The Mirror hub will allow you to save your progress, learn new abilities and overall serve as a portal for you to use. Although there will be a price to open every new Mirror in your way. It would be way too easy if such a task used the Bone Powder, so instead you will have to face off against your shadow, a copy that considers itself the original.

Or could it be that you are the actual shadow? Who knows… After unlocking a Mirror, the Shadow will be waiting for you on its other side, prepared and equipped with your weapon and all your abilities. It will not be an easy battle, both you and the Shadow can heal, use your abilities and attack the opponent in sharp and cunning ways.

The game features a pleasant unusual style. Blurry heroes, dark locations with muted borders and small specs of light. The visual style evokes very controversial feelings, from great admiration about how such marvelous beauty can be created from purposefully un-detailed pieces to loneliness, loss, despair and mystery.

Enemies, bosses, comrades, small details of the map and even the simplest decorations are drawn with skill, mastery and a great deal of love. Compared to the recent releases of the genre, you can say that Moonscars doesn’t add as much details to the surroundings as others. But the way it is executed is beautiful.

In part, the game reminded me of Blasphemous. However, where the other title features highly detailed surroundings, Moonscars went the other way and echoed its plot of mystery with the missing pieces in the art style.

The visual style evokes the feeling of decadence, breaking away from standards and norms. And this approach made me fall in love with the game. I am not even entirely sure how to describe this riot of dark colors and mid-tones, mixed with wild feelings of despair.

The visual part is echoed by the music of the game where every note and sound is kept purposefully simple – as simple as the blurry strokes of the world’s colors. But the mix of sounds and colors gives life to a new, very depressing feeling. Overall the music is very calm and quiet, but as soon as you enter the room that belongs to a boss or a mini-boss, it changes to something incredibly pleasant if a bit oppressive.

To sum it up, the developers of Moonscars have taken the old hackneyed Metroidvania techniques and Souls-like game mechanics and managed to mix them in a unique way, creating a wild fusion of visual style, emotions and gameplay.

The game is saturated with mystery and despair and fascinates with its beauty. I can’t wait to finish it and see the entirety of the story behind the Sculptor and Grey Irma. If you’d like to spend some time fighting through a satisfactory Metroidvania/Souls-like project, you should check out Moonscars.

Summary
The developers of Moonscars have taken the old Metroidvania techniques and Souls-like game mechanics and managed to mix them in a unique way, creating a wild fusion of visual style, emotional storytelling and gameplay.
Good
  • Aesthetics
  • A variety of weapons & abilities
  • A mix of Metroidvania/Souls-like features
  • Mysterious yet captivating story
Bad
  • Mechanics can feel vague
  • Can be punishing and unforgiving - not for the frail of heart!
8.5
Great

Leave a Reply

This site uses Akismet to reduce spam.

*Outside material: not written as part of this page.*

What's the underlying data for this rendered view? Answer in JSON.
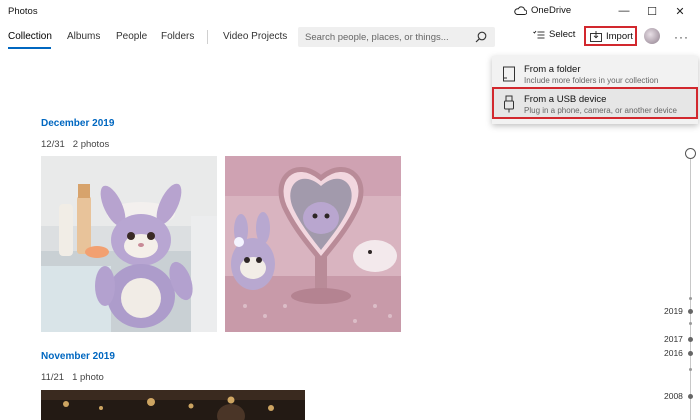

Learn how your comment data is processed.

Lost Password

Please enter your username or email address. You will receive a link to create a new password via email.